  • Kincho Law

    Kincho Law

    Professor of Civil and Environmental Engineering

    BioLaw's research interest is in the application of advanced computing principles and techniques for structural engineering analysis and design. His research interests include computational mechanics, numerical methods, and analysis and simulation of large-scale systems using distributed workstations and high performance parallel computers. His work has also dealt with sensing, monitoring and control of structures as well as various aspects of computer-aided design, including application of information technology to facilitate regulatory compliance assistance, to facilitate analysis and design of building structures and to coordinate concurrent engineering design activities.

  • Martin Reinhard

    Martin Reinhard

    Professor (Research) of Civil and Environmental Engineering, Emeritus

    BioReinhard studies the fate of organic substances in the subsurface environment and develops technologies for the remediation of groundwater contaminated with chlorinated and non-chlorinated hydrocarbon compounds. His research is concerned with mechanistic aspects of chemical and biological transformation reactions in soils, natural waters, and treatment systems.

  • Sarah Billington

    Sarah Billington

    Professor of Civil and Environmental Engineering and Senior Fellow at the Woods Institute for the Environment

    BioOur group conducts research on sustainable, durable construction materials and their application to structures and construction. Two current areas of focus are damage-tolerant, high-performance fiber-reinforced cementitious composite materials, and bio-based fiber-reinforced polymeric composites that have a closed loop life-cycle. We are also developing methodologies for performance-based durability engineering with a focus on reducing the impacts of corrosion in structural concrete bridges and assessing the impact of climate change on the vulnerability of bridges to damage or collapse caused by scour. In the area of engineering education we are researching the impact of web-based activities on mechanics self-efficacy and achievement in an introductory course on solid mechanics.

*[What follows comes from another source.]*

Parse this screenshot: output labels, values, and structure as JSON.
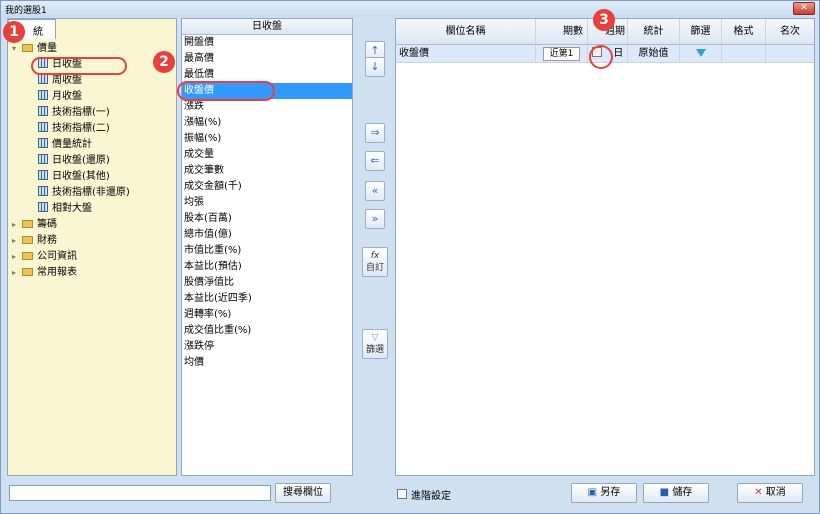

  • Leonard Ortolano

    Leonard Ortolano

    UPS Foundation Professor of Civil Engineering in Urban and Regional Planning

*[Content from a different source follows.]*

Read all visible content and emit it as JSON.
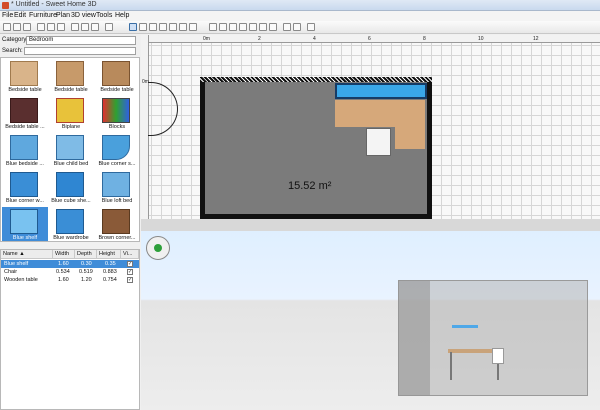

    BioOrtolano is concerned with environmental and water resources policy and planning. His research stresses environmental policy implementation in developing countries and the role of non-governmental organizations in environmental management. His recent interests center on corporate environmental management.

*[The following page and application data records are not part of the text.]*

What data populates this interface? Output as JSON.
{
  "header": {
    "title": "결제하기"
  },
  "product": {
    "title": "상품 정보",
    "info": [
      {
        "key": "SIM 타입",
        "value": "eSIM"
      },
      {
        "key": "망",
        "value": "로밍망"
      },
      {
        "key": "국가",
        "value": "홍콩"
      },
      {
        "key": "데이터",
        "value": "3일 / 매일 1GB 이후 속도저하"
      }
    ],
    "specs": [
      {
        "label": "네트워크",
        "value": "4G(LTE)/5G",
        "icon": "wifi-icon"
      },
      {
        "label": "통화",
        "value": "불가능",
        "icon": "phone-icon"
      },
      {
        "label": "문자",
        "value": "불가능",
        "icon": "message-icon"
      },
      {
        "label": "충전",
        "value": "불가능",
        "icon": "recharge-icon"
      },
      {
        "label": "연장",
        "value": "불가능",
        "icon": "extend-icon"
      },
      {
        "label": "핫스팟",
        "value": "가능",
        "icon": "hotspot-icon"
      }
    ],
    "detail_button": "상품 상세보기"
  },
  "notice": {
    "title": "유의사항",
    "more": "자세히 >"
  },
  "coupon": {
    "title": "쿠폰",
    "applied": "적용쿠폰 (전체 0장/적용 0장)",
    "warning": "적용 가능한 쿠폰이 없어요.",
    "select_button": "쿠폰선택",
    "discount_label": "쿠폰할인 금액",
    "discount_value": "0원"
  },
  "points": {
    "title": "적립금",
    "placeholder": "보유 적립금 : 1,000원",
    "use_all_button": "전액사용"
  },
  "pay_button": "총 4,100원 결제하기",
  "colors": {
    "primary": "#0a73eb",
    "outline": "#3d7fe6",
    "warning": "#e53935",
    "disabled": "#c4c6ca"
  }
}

  • Stephen Monismith

    Stephen Monismith

    Obayashi Professor in the School of Engineering and Senior Fellow, by courtesy, at the Woods Institute for the Environment

    Current Research and Scholarly InterestsHydrodynamics of lakes, estuaries, coral reefs, kelp forests and the coastal ocean

  • Jenna Davis

    Jenna Davis

    Associate Professor of Civil and Environmental Engineering and Senior Fellow at the Woods Institute for the Environment

    Current Research and Scholarly InterestsProfessor Davis’ research and teaching is focused at the interface of engineered water supply and sanitation systems and their users in developing countries. With a background in public health, infrastructure planning, and environmental science & engineering, Davis explores questions related to interventions that trigger household investment in water, sanitation, and hygiene improvements; the features of water and sanitation services that users value and why; and the health and economic impacts of improvements in water supply and sanitation. She has conducted field research in more than a dozen countries, including most recently Kenya, Mozambique, and Bangladesh.

  • Catherine Gorle

    Catherine Gorle

    Assistant Professor of Civil and Environmental Engineering

    Current Research and Scholarly InterestsGorle's research focuses on the development of predictive flow simulations to support the design of sustainable buildings and cities. Specific topics of interest are the coupling of large- and small-scale models and experiments to quantify uncertainties related to the variability of boundary conditions, the development of uncertainty quantification methods for low-fidelity models using high-fidelity data, and the use of field measurements to validate and improve computational predictions.